[Image via sasami87]
Over the weekend, Maryland announced that it had discovered an election-eve issue with its voter list that could force nearly 19,000 voters to cast provisional ballots during Tuesday’s state primary. The Washington Post has more:
Nearly 19,000 Maryland voters will have to file provisional ballots if they want to participate in Tuesday’s primary, after the state Motor Vehicle Administration failed to transmit updated voter information to the State Board of Elections, officials said Sunday.
The MVA and Board of Elections attributed the error to a programming glitch, and said it affects about 18,700 individuals who updated their addresses through the MVA’s website or self-service kiosks between April 22, 2017, and June 5, 2018. Officials said a “computer programming error” prevented the transmission of updated addresses and party affiliations to the Board of Elections in cases where voters changed their address but did not buy a driver’s license, vehicle registration or title, or identification card.
“We are deeply sorry about what happened and we’re dedicated to fixing it and making sure it doesn’t occur going forward,” MVA Administrator Christine Nizer said Sunday. “We’re going to put additional measures in place to make sure it doesn’t happen again.”
State officials said they plan to send notification emails to the 17,600 impacted voters who have emails on file with the MVA, and efforts are underway to identify all of the impacted voters and notify local elections officials. The office of Maryland Gov. Larry Hogan (R) assured residents that every vote would be counted.
“The Hogan administration takes the right to vote extremely seriously and no Maryland voter will be denied the franchise,” Hogan spokeswoman Amelia Chasse said.
Ironically, the problem stems from an effort to make the voting process more convenient for Marylanders but allowing them to check and update their records during a visit to a motor vehicle office:
State officials said voter rolls at local precincts could not be updated in time for Tuesday’s primary because there is no digital mechanism for doing so. Affected voters were advised to use the state’s polling place locator website to determine where to vote, and file a provisional ballot at that location on Tuesday. [That same information is also available at the Voting Information Project’s gettothepolls.com. – DMCj]

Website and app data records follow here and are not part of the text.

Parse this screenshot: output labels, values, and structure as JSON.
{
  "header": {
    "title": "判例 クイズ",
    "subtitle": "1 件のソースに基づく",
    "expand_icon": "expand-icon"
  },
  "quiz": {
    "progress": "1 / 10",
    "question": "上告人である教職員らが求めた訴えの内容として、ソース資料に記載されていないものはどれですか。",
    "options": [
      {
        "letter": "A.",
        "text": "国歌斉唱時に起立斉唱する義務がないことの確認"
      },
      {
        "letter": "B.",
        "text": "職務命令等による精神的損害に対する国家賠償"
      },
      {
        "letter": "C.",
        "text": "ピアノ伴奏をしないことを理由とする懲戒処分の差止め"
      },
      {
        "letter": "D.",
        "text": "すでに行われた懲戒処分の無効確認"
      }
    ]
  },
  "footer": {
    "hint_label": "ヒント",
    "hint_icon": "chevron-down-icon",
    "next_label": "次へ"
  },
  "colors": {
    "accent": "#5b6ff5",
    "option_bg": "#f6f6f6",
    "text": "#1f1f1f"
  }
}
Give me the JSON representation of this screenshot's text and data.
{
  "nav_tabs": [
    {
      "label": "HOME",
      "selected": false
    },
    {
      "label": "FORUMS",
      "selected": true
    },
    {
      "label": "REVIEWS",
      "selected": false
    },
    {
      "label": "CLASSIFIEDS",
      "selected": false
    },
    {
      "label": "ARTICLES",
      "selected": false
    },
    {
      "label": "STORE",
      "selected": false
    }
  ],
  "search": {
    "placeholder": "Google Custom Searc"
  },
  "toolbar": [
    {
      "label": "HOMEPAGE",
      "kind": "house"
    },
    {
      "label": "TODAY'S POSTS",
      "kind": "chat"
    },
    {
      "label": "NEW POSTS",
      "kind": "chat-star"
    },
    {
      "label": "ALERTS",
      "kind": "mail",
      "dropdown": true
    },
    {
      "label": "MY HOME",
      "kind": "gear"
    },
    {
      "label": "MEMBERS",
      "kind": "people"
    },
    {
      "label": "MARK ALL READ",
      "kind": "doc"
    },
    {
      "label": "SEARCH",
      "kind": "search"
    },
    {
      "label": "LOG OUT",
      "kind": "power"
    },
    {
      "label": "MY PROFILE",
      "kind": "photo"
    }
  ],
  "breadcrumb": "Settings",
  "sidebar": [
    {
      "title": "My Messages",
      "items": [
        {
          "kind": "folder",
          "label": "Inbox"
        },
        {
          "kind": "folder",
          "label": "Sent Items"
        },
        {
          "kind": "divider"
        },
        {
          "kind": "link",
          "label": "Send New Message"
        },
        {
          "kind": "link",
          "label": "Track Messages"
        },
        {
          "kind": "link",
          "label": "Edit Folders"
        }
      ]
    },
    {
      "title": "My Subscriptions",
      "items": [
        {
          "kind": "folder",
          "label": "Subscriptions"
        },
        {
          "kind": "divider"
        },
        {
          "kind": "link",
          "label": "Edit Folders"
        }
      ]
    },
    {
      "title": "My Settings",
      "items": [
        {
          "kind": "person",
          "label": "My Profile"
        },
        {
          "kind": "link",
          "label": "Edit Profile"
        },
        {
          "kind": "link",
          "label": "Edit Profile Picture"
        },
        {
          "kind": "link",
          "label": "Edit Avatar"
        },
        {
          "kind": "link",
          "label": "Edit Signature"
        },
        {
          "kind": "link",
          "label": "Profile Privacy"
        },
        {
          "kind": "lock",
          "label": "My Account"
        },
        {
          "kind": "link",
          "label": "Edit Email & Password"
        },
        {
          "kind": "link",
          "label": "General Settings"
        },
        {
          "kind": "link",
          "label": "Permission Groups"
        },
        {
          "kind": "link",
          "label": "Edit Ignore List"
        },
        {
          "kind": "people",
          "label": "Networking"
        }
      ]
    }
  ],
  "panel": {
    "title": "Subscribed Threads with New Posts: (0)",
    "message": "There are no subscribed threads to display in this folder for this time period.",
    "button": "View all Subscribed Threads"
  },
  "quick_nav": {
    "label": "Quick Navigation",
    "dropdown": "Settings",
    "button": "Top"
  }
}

In April 2017, the MVA began allowing residents to streamline their visits by applying for driver’s licenses and ID cards online, and completing the process in person.
But some customers using the website or in-person kiosks were simply updating their addresses, a process that initiates questions on whether they want to notify the State Board of Elections of the modification or change their party affiliation. Among the 18,700 individuals who changed their addresses, about 7,300 also changed their party affiliation — and neither modification was recorded. Nizer said the MVA discovered the larger issue after learning about a case affecting one individual who had changed their address.
“When programming changes were made to provide the ability to start your application for a driver’s license or ID card from home in April 2017, the computer language was modified to not send voter registration information to the State Board of Elections if the customer didn’t buy a product,” MVA said in a written question-and-answer document. “Unfortunately, [Maryland Department of Transportation] MVA computer programmers did not account for customers being impacted if they visited the e-store and kiosk just to change their address with the MDOT MVA without purchasing a driver’s license, ID card, vehicle registration, title or other item.”
Obviously this isn’t what Maryland wanted right before the primary, but these kinds of motor vehicle/elections problems have occurred in other states before and seem to be an occasional (unwelcome) byproduct of the effort to streamline the voting experience. Here’s hoping that voters aren’t too inconvenienced in the short term and, in the long term, that the two agencies can restore the lines of (data) communication. Best of luck to everyone on both side of the table in the Old Line State tomorrow … stay tuned!